Dreier, Peter. “The Kingston Trio and the Red Scare.” HuffPost, HuffPost, 25 May 2011, www.huffpost.com/entry/the-kingston-trio-and-the_b_134683.
Driver, Richard. “The Kingston Trio.” The Grove Dictionary of American Music, 2nd ed., Oxford University Press, 2013.
Eyerman, Ron, and Scott Barretta. “From the 30s to the 60s: The Folk Music Revival in the United States.” Theory and Society, vol. 25, no. 4, 1996, pp. 501–543., doi:10.1007/bf00160675.
Marech, Rona. “PROFILE / Faith Petric.” San Francisco Chronicle, 30 Sept. 2002, www.sfgate.com/news/article/PROFILE-Faith-Petric-It-s-all-about-the-song-2790723.php#item-85307-tbla-2.
Moore, Ryan. “‘Break on Through’: Counterculture, Music and Modernity in the 1960s.” Volume!, no. 9 : 1, 2012, pp. 34–49., doi:10.4000/volume.3501.
Nachman, Gerald. Seriously Funny: the Rebel Comedians of the 1950s and 1960s. Back Stage Books, 2004.
Scherr, Judith. “Freedom Song Network Turns 25.” Berkeley Daily Planet, 12 Oct. 2007, www.berkeleydailyplanet.com/issue/2007-10-12/article/28206.
Taubman, Howard. “Mort Sahl Returns to the Hungry i in San Francisco.” New York Times, 12 May 1961.
“The Hungry i.” Enrico Banducci's Legendary Hungry i, www.hungryi.net/.
Vaziri, Aidin. “S.F. Folk Music Club Leader Faith Petric Dies.” San Francisco Chronicle, 11 Nov. 2013, www.sfgate.com/music/article/S-F-Folk-Music-Club-leader-Faith-Petric-dies-4975619.php.

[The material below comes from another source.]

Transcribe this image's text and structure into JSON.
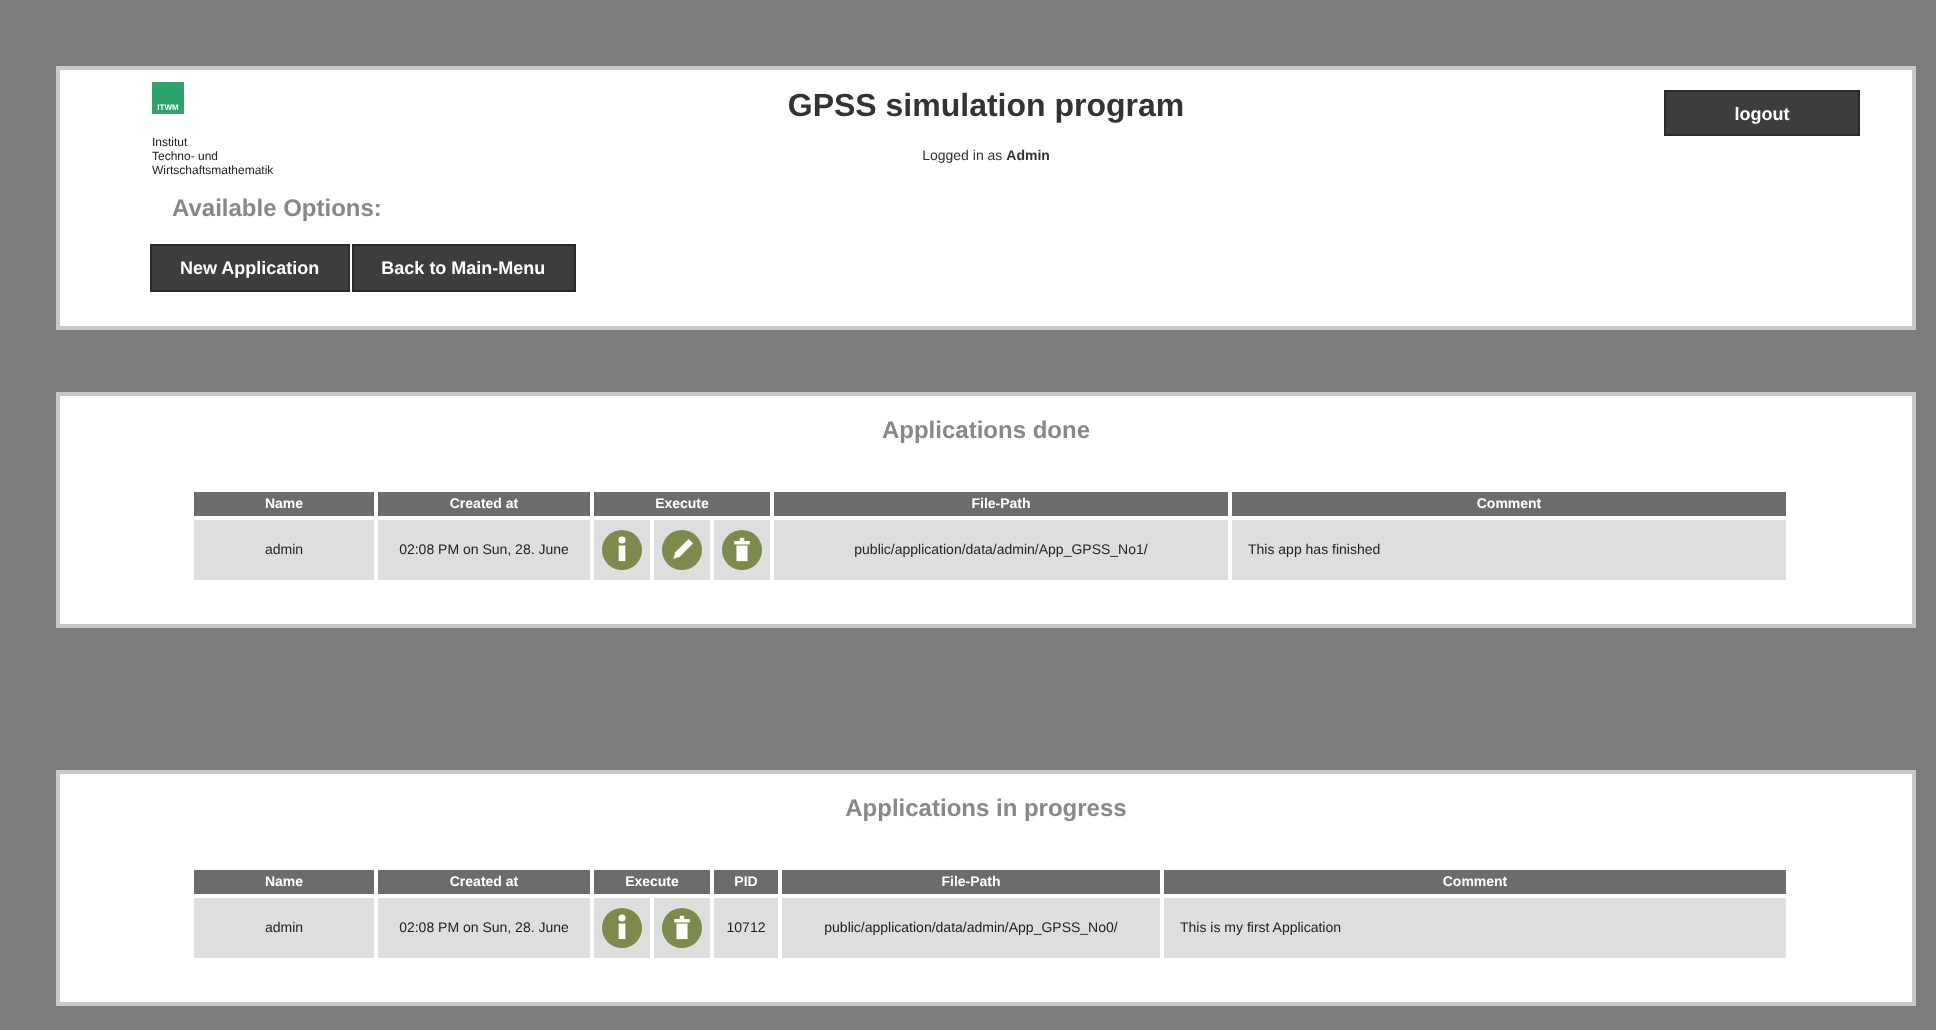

“Who We Are.” SFFMC, www.sffmc.org/whoweare_body.html.